Last Updated on April 29, 2021
Innis & Gunn – brewing up award-winning, flavour-packed beers since 2003.
Innis & Gunn’s bourbon barrel-aged Original ale is the one that started it all and is their flagship brew. But how does it compare to their new limited edition Islay Whisky Cask ale?
Beer usually has four ingredients – malt, hops, yeast and water but for Innis & Gunn the barrel is the all-important fifth. They use two barrel ageing methods: the traditional method – filling selected barrels (bourbon, rum, or whisky) with beer, which is then left to mature. And their own unique process, where they literally put the barrels into the beer. Well, more accurately they put pieces of the barrel, toasted to open up the wood and develop the flavours, into the beer.
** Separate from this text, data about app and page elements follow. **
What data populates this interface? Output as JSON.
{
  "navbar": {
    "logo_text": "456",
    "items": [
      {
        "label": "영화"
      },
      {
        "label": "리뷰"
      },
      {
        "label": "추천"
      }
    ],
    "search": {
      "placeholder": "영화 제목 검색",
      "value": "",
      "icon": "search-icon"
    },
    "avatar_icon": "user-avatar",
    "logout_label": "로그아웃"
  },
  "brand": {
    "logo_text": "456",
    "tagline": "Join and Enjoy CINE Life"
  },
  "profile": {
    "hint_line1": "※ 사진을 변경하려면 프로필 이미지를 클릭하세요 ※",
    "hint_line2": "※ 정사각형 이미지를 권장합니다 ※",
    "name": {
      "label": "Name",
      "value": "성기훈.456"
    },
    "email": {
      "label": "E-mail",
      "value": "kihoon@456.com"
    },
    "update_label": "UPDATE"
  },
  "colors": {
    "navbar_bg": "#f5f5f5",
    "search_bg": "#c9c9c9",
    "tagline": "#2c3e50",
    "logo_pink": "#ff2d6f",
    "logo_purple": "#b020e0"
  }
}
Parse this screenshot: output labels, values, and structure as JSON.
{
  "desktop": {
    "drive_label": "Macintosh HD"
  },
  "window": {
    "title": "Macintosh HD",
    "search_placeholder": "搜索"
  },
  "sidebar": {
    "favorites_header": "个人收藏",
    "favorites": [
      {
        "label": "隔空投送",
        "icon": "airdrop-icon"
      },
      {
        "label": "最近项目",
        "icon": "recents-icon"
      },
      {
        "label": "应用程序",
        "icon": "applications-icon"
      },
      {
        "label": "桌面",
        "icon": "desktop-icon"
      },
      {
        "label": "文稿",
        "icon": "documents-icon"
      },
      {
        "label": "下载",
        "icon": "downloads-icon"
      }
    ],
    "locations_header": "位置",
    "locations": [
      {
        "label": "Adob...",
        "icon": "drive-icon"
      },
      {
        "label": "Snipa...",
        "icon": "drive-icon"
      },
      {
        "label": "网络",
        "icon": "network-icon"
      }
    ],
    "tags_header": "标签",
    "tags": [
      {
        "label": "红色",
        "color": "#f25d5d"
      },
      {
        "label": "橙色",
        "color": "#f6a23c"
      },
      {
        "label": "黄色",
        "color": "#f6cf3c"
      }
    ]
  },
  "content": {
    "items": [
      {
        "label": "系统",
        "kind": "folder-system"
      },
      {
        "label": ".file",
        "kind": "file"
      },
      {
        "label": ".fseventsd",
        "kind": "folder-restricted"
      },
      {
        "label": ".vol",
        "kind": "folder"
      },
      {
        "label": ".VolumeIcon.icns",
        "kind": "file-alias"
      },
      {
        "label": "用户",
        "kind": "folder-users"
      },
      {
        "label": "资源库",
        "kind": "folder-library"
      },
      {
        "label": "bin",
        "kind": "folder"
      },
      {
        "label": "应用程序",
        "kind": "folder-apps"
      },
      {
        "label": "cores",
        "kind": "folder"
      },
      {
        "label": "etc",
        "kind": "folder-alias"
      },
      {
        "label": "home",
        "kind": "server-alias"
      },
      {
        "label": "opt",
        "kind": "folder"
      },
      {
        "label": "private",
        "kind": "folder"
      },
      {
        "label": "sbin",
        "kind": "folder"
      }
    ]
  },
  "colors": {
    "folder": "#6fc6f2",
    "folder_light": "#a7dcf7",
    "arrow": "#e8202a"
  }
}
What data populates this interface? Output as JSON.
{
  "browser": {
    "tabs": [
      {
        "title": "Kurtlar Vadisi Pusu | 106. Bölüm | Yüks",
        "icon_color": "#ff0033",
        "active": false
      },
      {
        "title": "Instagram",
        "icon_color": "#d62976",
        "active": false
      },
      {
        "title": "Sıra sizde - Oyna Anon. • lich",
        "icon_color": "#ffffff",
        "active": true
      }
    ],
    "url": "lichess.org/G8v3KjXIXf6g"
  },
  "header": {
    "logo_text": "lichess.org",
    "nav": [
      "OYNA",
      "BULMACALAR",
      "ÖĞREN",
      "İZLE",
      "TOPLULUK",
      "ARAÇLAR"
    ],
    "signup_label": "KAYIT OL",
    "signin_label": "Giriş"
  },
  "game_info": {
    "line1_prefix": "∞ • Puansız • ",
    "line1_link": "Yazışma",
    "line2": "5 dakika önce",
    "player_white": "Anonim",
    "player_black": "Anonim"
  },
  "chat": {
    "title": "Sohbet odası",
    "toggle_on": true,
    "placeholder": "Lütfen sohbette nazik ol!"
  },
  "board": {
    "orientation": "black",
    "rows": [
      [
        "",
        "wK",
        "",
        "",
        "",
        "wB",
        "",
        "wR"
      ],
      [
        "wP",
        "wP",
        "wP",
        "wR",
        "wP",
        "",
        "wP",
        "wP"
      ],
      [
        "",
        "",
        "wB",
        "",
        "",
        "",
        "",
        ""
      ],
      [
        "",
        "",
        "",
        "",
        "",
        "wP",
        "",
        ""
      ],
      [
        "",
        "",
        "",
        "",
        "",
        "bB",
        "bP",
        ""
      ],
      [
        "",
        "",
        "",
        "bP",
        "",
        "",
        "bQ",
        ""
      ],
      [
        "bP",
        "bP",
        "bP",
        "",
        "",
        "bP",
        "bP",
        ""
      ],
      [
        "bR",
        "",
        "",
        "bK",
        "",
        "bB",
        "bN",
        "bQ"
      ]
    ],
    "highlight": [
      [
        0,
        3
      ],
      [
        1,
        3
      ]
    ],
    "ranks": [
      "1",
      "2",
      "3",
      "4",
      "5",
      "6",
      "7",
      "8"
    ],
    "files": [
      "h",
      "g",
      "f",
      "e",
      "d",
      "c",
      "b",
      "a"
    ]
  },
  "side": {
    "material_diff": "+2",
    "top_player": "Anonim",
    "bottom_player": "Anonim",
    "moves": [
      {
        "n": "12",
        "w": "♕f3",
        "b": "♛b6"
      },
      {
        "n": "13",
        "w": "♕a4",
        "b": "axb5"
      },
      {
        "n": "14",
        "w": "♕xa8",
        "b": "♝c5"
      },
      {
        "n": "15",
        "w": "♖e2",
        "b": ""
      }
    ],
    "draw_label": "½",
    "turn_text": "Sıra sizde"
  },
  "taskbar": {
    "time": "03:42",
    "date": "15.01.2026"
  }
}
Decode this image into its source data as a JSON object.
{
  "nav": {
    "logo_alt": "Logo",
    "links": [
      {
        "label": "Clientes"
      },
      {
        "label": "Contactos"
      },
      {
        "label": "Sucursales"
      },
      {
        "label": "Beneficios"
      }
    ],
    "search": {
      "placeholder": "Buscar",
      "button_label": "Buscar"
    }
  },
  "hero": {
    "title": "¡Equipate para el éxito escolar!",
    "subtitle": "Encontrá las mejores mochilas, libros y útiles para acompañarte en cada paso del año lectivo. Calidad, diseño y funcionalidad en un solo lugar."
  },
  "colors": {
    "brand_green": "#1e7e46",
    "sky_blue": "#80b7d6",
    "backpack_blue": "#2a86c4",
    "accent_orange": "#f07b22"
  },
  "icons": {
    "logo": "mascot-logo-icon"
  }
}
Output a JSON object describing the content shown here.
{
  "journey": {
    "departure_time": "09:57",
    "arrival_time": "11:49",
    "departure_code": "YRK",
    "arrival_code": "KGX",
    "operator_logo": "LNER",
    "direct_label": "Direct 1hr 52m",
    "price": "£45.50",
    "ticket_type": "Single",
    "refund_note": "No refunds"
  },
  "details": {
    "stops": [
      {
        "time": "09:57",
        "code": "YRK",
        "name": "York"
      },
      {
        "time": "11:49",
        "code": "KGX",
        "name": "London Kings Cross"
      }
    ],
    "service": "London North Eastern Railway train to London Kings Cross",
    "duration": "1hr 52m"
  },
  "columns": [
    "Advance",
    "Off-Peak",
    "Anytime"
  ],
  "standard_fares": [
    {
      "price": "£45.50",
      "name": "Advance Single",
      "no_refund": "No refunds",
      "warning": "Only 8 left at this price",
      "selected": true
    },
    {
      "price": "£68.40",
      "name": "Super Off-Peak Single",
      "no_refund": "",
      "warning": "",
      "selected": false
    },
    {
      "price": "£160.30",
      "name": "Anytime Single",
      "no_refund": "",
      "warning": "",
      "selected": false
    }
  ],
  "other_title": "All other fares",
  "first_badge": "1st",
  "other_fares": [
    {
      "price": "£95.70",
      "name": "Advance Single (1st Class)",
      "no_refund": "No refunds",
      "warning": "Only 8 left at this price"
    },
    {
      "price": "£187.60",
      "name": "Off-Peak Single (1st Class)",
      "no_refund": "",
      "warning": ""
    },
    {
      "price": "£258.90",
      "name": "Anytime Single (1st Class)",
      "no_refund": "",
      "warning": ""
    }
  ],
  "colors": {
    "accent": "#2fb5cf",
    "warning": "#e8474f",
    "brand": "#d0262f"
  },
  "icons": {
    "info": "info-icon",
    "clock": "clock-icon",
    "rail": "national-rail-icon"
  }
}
Innis & Gunn’s Original is brewed using the barrel into beer method. The bourbon barrel ageing process brings out flavours like vanilla and toffee combined with the malty character of their Scotch Ale to create a great taste. At 6.6% it’s got some oomph but tastes really smooth, creamy and warm with a light hop fruitiness.
Such a beer deserves the best food pairing and, prompted by the recent British Cheese Weekender, it seemed right to try it alongside some creamy, mildly salty and spicy Cropwell Bishop Stilton and Beauvale. For proper harmony between cheese and beer, the cheese shouldn’t overpower the beer and vice versa. The Original, as a weighty, slightly sweet beer really complements these top-notch blue cheese stars and definitely holds its own.
Alongside the Original and their other main lines, Innis & Gunn produce a range of limited-edition beers, making the best use of their unique barrel-ageing skills. Their latest superb, distinctive brew is their Islay Whisky Cask ale.
Created for beer and whisky lovers alike, actually for anyone looking for a truly original taste experience, Islay Whisky Cask is a 7.4% amber ale matured in a Laphroaig 10-year-old single malt whisky cask for 12 weeks. During this time, the beer draws out from deep within the cask the flavours of peat smoke and brine – Laphroaig’s hallmark notes – plus hints of vanilla and floral aromas. Combined with rich, malty flavours from the barley used to brew the beer, Islay Whisky Cask ale is a truly memorable taste.
The only negative is that, as it’s a small batch production, once the bottles are gone, they’re gone. And at the time of writing, they’re sadly not easy to find. (Unless you live in Sweden where you can buy it from Systembolaget…)
As Innis & Gunn’s limited editions go fast, the best way to ensure you don’t miss out is to sign up for their newsletter here – that’s what I’ve done. It was either that or move to Sweden….